A good quality green roof slows the effect of rain on the storm water system, is able to lower the temperature in both the building itself and surroundings, and provides food for the insects so important to humanity. Collectively, green roofs contribute to necessary climate adaptation while also increasing biodiversity and providing an aesthetic value.
The simplest and most common green roof is the sedum roof, which is covered in leaf succulent plants of the Sedum genus. Brown roofs or ‘biodiverse roofs’ are somewhat more complex. The idea is to mimic a certain biotope, such as a wet meadow or wetland.
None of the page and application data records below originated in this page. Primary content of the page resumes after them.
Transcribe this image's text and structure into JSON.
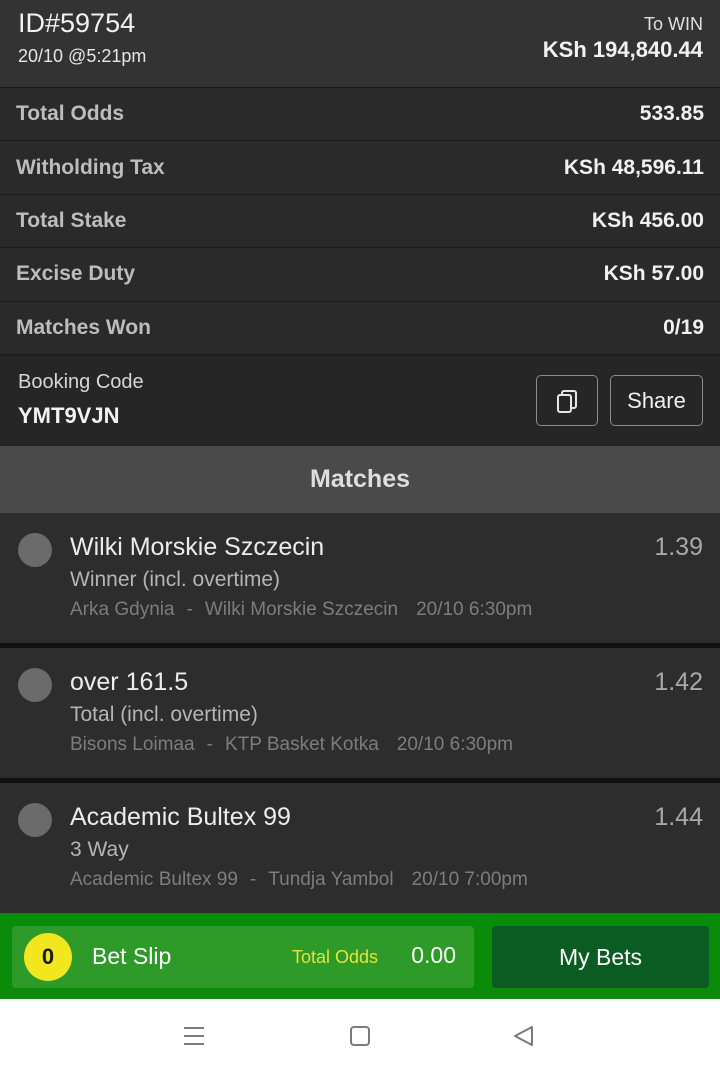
{
  "header": {
    "bet_id": "ID#59754",
    "date": "20/10 @5:21pm",
    "to_win_label": "To WIN",
    "to_win_value": "KSh 194,840.44"
  },
  "summary": [
    {
      "label": "Total Odds",
      "value": "533.85"
    },
    {
      "label": "Witholding Tax",
      "value": "KSh 48,596.11"
    },
    {
      "label": "Total Stake",
      "value": "KSh 456.00"
    },
    {
      "label": "Excise Duty",
      "value": "KSh 57.00"
    },
    {
      "label": "Matches Won",
      "value": "0/19"
    }
  ],
  "booking": {
    "label": "Booking Code",
    "code": "YMT9VJN",
    "copy_icon": "copy-icon",
    "share_label": "Share"
  },
  "matches_title": "Matches",
  "matches": [
    {
      "selection": "Wilki Morskie Szczecin",
      "odds": "1.39",
      "market": "Winner (incl. overtime)",
      "home": "Arka Gdynia",
      "separator": "-",
      "away": "Wilki Morskie Szczecin",
      "time": "20/10 6:30pm"
    },
    {
      "selection": "over 161.5",
      "odds": "1.42",
      "market": "Total (incl. overtime)",
      "home": "Bisons Loimaa",
      "separator": "-",
      "away": "KTP Basket Kotka",
      "time": "20/10 6:30pm"
    },
    {
      "selection": "Academic Bultex 99",
      "odds": "1.44",
      "market": "3 Way",
      "home": "Academic Bultex 99",
      "separator": "-",
      "away": "Tundja Yambol",
      "time": "20/10 7:00pm"
    }
  ],
  "betslip": {
    "count": "0",
    "label": "Bet Slip",
    "total_odds_label": "Total Odds",
    "total_odds_value": "0.00",
    "my_bets_label": "My Bets"
  },
  "navbar": {
    "icons": [
      "menu-icon",
      "home-square-icon",
      "back-triangle-icon"
    ]
  },
  "colors": {
    "brand_green": "#0a8c0a",
    "betslip_green": "#2e9a28",
    "mybets_green": "#0a5c22",
    "badge_yellow": "#f2e61f"
  }
}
Brown roofs are often different variants of sod roofs.
It is also possible for the roof to be used for cultivation or roof gardens can be built, which are akin to small parks high above the ground.
It is important that the roof environment is included in the planning of a new property right from the start.
“You have to know at an early stage what you want to do with the roof,” says Mårten Västerdal, Project Manager at RISE. “There must be an understanding between the property owner, the builder, the architect and the municipality.”
Many people see green roofs as competing with solar panels, but, according to Mårten Västerdal, they work very well in combination.
There must be an understanding between the property owner, the builder, the architect and the municipality
Facilitates work and ensures quality
RISE has led the project to compile Grönatakhandboken, which describes the entire process from planning and design to construction and maintenance. The handbook facilitates the work at all stages and ensures that high quality is maintained throughout the process.
“The book describes the construction itself, including waterproofing, insulation and concrete, as well as the various vegetation systems,” explains Västerdal. “It’s also important that maintenance is not neglected. All green roofs require a certain degree of attention and care.”
The book also addresses how fire safety regulations can be met and how protective measures can be implemented.
Collaboration on handbook
Grönatakhandboken is the product of a collaboration between several different parties, and RISE’s contributions included – in addition to project management – expertise in fire, solar cells and energy calculations. RISE also conducts tests on how the roof slows storm water run-off at different substrate depths.
“The substrate layer should not be too shallow,” says Västerdal. “For a sedum roof, 5-8 centimetres are required. Otherwise, there is a risk that the plants will dry out and that the entire vegetation layer will blow off.
“RISE has expertise in areas such as roof construction, fire safety and slowing storm water, so we are happy to assist roof system manufacturers with development testing and verification.”
More complex green roofs naturally require much thicker substrates than sedum roofs, and in the case of a roof garden, extensive requirements are imposed on the design and construction of the roof. Grönatakhandboken has been supplemented with a paper called Vedartad vegetation på gröna tak, which addresses the choice of suitable tree varieties and what to consider when planting trees on roofs.
Grönatakhandboken is divided into two parts that deal with everything from concrete floors and waterproofing layers to plant beds, vegetation and much more. It contains both detailed practical information and general knowledge and can thus be an asset for anyone who in any way works with green roofs.